Yesterday I was in the back yard working, when I noticed the setting sun was illuminating a fern in the woods, causing it to glow brilliantly while its surroundings were black. This would be a good photo.
By the time I came back out, the fern had fallen into the shade, but the light continued to be just right.
Often, losing details in the shadows or highlights of a photo isn’t desired. Sometimes it takes special precautions (e.g., bracketing for HDR) to not lose any details. But there’s something neat about having a strongly-backlit leaf that’s so bright compared to the background that everything else is pitch black. That photo might be a little too fine-artsy, but I still like it.
Here, the background was also backlit, just less so, but your eyes are still drawn to what they should be. And I’m loving that this lens, as cheap and light as it is, can be pretty darn sharp. (I did do software sharpening afterwards too, but that’s SOP.)
There’s a close-up of a few of the leaves, complete with two Daddy Longlegs.
Shooting those last night, BTW, was one of those times when I switched to full-manual*. I spend a lot of time in aperture priority, but photographing a strongly-backlit leaf isn’t something the camera’s metering is really meant to deal with, so it was overexposing by a good deal. I locked it at 1/250-second exposure with good results.
I took a set of 99 photos, but many were flawed. The biggest problem was that, for some of these photos, the sun was just out of frame, so even a lens hood didn’t work. For some I tried to use my hand to block out some more light, but there’s a fine line there, where you go from not quite blocking enough to having your hand in the frame. (Although with a long zoom and a decently fast aperture, the only effect was minor vignetting… Which in some of these photos wouldn’t have showed.)

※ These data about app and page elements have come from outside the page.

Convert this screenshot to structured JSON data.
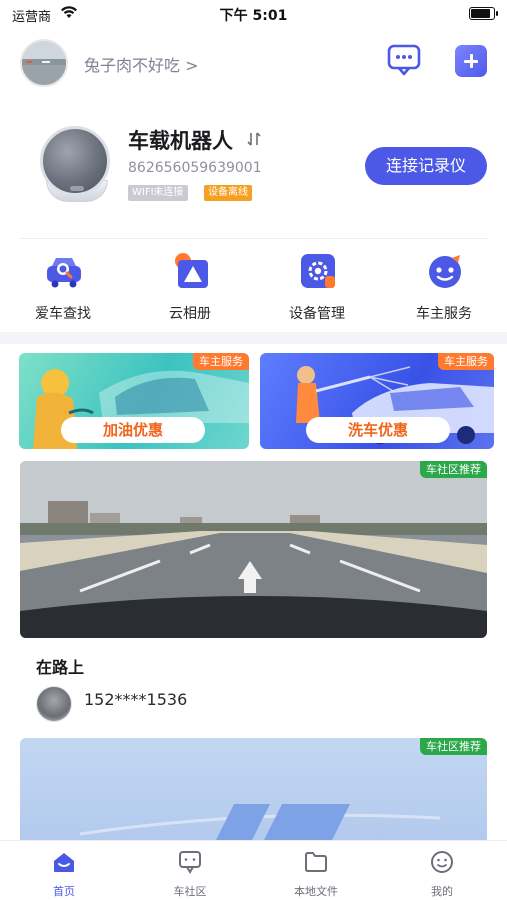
{
  "status_bar": {
    "carrier": "运营商",
    "time": "下午 5:01"
  },
  "header": {
    "user_name": "兔子肉不好吃 >"
  },
  "device": {
    "name": "车载机器人",
    "id": "862656059639001",
    "wifi_status": "WIFI未连接",
    "online_status": "设备离线",
    "connect_label": "连接记录仪"
  },
  "quick_menu": [
    {
      "label": "爱车查找",
      "icon": "car-search-icon"
    },
    {
      "label": "云相册",
      "icon": "cloud-album-icon"
    },
    {
      "label": "设备管理",
      "icon": "device-settings-icon"
    },
    {
      "label": "车主服务",
      "icon": "owner-service-icon"
    }
  ],
  "promos": [
    {
      "tag": "车主服务",
      "label": "加油优惠"
    },
    {
      "tag": "车主服务",
      "label": "洗车优惠"
    }
  ],
  "feed": [
    {
      "tag": "车社区推荐",
      "title": "在路上",
      "author": "152****1536"
    },
    {
      "tag": "车社区推荐"
    }
  ],
  "tabs": [
    {
      "label": "首页",
      "active": true
    },
    {
      "label": "车社区"
    },
    {
      "label": "本地文件"
    },
    {
      "label": "我的"
    }
  ],
  "colors": {
    "accent": "#4c58e6",
    "warning": "#f5a023",
    "promo_tag": "#ff7a2f",
    "community_tag": "#2ba84a"
  }
}
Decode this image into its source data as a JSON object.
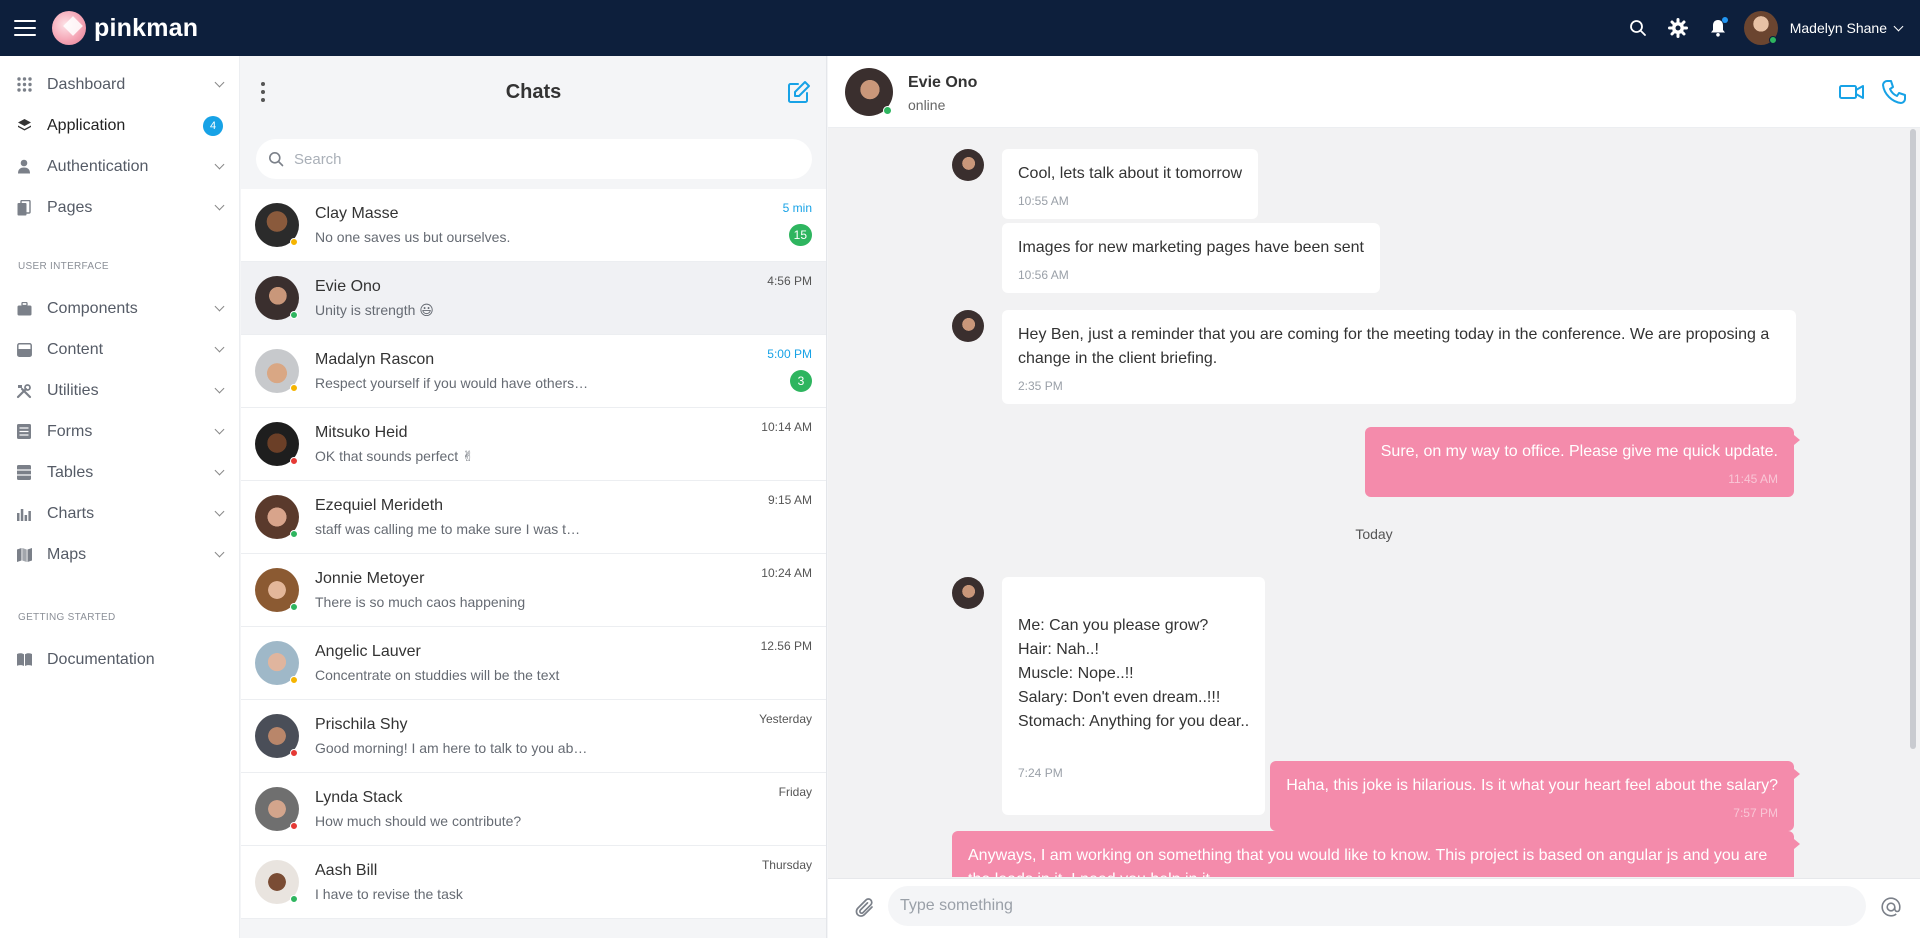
{
  "app": {
    "name": "pinkman",
    "user_name": "Madelyn Shane"
  },
  "sidebar": {
    "items": [
      {
        "label": "Dashboard"
      },
      {
        "label": "Application",
        "badge": "4"
      },
      {
        "label": "Authentication"
      },
      {
        "label": "Pages"
      }
    ],
    "section_ui": "USER INTERFACE",
    "ui_items": [
      {
        "label": "Components"
      },
      {
        "label": "Content"
      },
      {
        "label": "Utilities"
      },
      {
        "label": "Forms"
      },
      {
        "label": "Tables"
      },
      {
        "label": "Charts"
      },
      {
        "label": "Maps"
      }
    ],
    "section_start": "GETTING STARTED",
    "start_items": [
      {
        "label": "Documentation"
      }
    ]
  },
  "chatlist": {
    "title": "Chats",
    "search_placeholder": "Search",
    "conversations": [
      {
        "name": "Clay Masse",
        "message": "No one saves us but ourselves.",
        "time": "5 min",
        "unread": "15"
      },
      {
        "name": "Evie Ono",
        "message": "Unity is strength 😃",
        "time": "4:56 PM"
      },
      {
        "name": "Madalyn Rascon",
        "message": "Respect yourself if you would have others…",
        "time": "5:00 PM",
        "unread": "3"
      },
      {
        "name": "Mitsuko Heid",
        "message": "OK that sounds perfect ✌",
        "time": "10:14 AM"
      },
      {
        "name": "Ezequiel Merideth",
        "message": "staff was calling me to make sure I was t…",
        "time": "9:15 AM"
      },
      {
        "name": "Jonnie Metoyer",
        "message": "There is so much caos happening",
        "time": "10:24 AM"
      },
      {
        "name": "Angelic Lauver",
        "message": "Concentrate on studdies will be the text",
        "time": "12.56 PM"
      },
      {
        "name": "Prischila Shy",
        "message": "Good morning! I am here to talk to you ab…",
        "time": "Yesterday"
      },
      {
        "name": "Lynda Stack",
        "message": "How much should we contribute?",
        "time": "Friday"
      },
      {
        "name": "Aash Bill",
        "message": "I have to revise the task",
        "time": "Thursday"
      }
    ]
  },
  "chat": {
    "contact_name": "Evie Ono",
    "contact_status": "online",
    "messages": [
      {
        "text": "Cool, lets talk about it tomorrow",
        "time": "10:55 AM"
      },
      {
        "text": "Images for new marketing pages have been sent",
        "time": "10:56 AM"
      },
      {
        "text": "Hey Ben, just a reminder that you are coming for the meeting today in the conference. We are proposing a change in the client briefing.",
        "time": "2:35 PM"
      },
      {
        "text": "Sure, on my way to office. Please give me quick update.",
        "time": "11:45 AM"
      },
      {
        "text": "Me: Can you please grow?\nHair: Nah..!\nMuscle: Nope..!!\nSalary: Don't even dream..!!!\nStomach: Anything for you dear..",
        "time": "7:24 PM"
      },
      {
        "text": "Haha, this joke is hilarious. Is it what your heart feel about the salary?",
        "time": "7:57 PM"
      },
      {
        "text": "Anyways, I am working on something that you would like to know. This project is based on angular js and you are the leads in it. I need you help in it"
      }
    ],
    "day_separator": "Today",
    "input_placeholder": "Type something"
  },
  "colors": {
    "topbar": "#0d1f3c",
    "accent": "#17a2e6",
    "outgoing_bubble": "#f48bab",
    "unread_badge": "#2eb55f"
  }
}
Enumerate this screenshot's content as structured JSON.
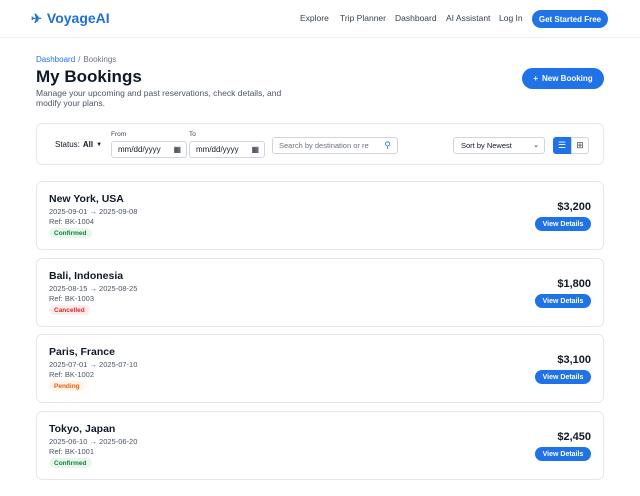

Going to Fenway tonight, though I suspect 200mm will be far too short for anything all that good.
* The EXIF will betray that I actually went to shutter-priority, but since the camera wanted a wider aperture and the lens was already wide open, switching over to full-manual to ‘lock’ the aperture would have done exactly the same thing.